Towards a Highly Flexible Manufacturing System for Mass Personalisation: Exploring Nature-Inspired Models

UoM administered thesis: Phd

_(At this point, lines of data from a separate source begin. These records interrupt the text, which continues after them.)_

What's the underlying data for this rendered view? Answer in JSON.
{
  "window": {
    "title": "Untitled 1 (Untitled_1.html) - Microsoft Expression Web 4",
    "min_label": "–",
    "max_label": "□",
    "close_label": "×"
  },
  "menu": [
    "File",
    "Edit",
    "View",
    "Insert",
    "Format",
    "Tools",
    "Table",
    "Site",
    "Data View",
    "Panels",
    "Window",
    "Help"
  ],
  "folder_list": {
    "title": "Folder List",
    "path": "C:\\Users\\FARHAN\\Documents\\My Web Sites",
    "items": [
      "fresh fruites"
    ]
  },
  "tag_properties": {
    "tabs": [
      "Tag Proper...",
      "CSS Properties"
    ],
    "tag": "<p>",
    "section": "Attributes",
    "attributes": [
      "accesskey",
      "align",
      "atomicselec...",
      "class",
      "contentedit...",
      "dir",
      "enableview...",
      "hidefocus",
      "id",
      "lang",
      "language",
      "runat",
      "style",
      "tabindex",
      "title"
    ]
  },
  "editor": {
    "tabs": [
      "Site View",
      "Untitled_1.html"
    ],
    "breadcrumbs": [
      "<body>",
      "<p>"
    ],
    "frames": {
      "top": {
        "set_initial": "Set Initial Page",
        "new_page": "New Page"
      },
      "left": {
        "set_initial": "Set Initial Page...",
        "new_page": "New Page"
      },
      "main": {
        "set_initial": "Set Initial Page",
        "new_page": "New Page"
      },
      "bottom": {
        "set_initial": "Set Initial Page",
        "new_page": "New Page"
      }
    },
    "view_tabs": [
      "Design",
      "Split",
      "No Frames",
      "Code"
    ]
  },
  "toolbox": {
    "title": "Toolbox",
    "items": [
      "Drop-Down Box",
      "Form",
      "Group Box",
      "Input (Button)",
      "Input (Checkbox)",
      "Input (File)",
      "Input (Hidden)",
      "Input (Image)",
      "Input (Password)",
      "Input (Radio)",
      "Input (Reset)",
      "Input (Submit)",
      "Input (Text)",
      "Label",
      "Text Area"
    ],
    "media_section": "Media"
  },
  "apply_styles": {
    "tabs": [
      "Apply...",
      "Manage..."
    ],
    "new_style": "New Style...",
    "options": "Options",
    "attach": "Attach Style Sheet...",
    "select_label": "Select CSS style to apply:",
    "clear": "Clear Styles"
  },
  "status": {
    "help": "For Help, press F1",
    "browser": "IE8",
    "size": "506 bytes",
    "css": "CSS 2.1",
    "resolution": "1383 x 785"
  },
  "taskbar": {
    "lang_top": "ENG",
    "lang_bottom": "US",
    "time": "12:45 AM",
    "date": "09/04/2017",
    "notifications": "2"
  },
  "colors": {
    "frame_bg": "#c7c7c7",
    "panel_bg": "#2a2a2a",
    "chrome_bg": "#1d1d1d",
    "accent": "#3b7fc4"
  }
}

Manufacturing companies in the 21st century are faced with new challenges, such as shorter product life-cycle, market fluctuations, and demands for personalised products. The concept of mass personalisation has been proposed as a potential solution to meet the necessary requirements to address these challenges, where customers can co-create and co-design products based on personal preferences, and the resulting personalised products are produced at costs competitive to that of mass production. However, manufacturing the resulting personalised products in the real world brings about a number of feasibility issues -- such as how to manufacture the personalised products at costs comparable to that of mass production; how to automate the production process without production planning being done ahead of actual production, since order arrival time and types are not known in advance; and how to manage individual product routing as the different products may require different resources at different time during production. To address these challenges, this research aimed to develop concepts and techniques to improve material handling flexibility and layout reconfiguration, such that personalised products are independently and autonomously routed to different resources depending on their operations requirements, and layout reconfiguration is executed in real-time to minimise costs of material handling, which accounts for the larger part of production cost. The novel approach proposed here to achieve the aim of the research is as follows: First, it goes beyond the long-standing assumption of static production machines and introduces mobile production machines which can change their location in real-time depending on the mix of incoming customers orders. Second, it proposes the use of mobile, autonomous and intelligent robots to handle the movement of materials within the factory, allowing independent routing of different products. Third, a heterarchical control architecture based on holons and isoarchic interaction structures is proposed to coordinate the mobile production machines and independently routed product orders. Fourth, the resulting real-time layout optimisation problem is formulated as a quadratic assignment problem and resolved using an ant-based heuristics technique. Finally, a “digital twin” simulation layer is introduced to guide the adaptation of the system's layout by extrapolating from present conditions in “fast forward” mode. The coordination of holons in this layer is based on stigmergy, and the optimisation techniques used are inspired by the ant colony optimisation and the “beeclust” algorithm -- inspired by the behaviour of young-honeybees in a temperature gradient field. Overall, the proposed approach of mobile production machine; mobile, autonomous and intelligent robots for material handling; the two-layered architecture; and the formulated real-time layout optimisation problem including the proposed heuristics solution are the main contributions to knowledge presented here. These contributions integrate the perspectives of three different scientific areas: holonic manufacturing, manufacturing optimisation and self-organising systems. The three papers comprising this thesis cover each of these three areas. The contributions are evaluated using a realistic shoe personalisation scenario with distinct product units and constantly changing product mix. The evaluation criteria are based on two of the major requirements to achieve mass personalisation, which are the production of personalised products in the presence of frequent and unexpected changes in product mix, and competitive production cost with mass production. The results demonstrate that these two major requirements are supported by the proposed approach, and thus the aim of this research has been achieved. Indeed, the capability for mass personalisation can be supported by designing manufacturing systems with mobile production machines and the use of mobile, autonomous, and intelligent robots for material handling, with the integration of appropriate optimisation, coordination, and control mechanisms.


Original languageEnglish
Awarding Institution
Award date3 Jan 2020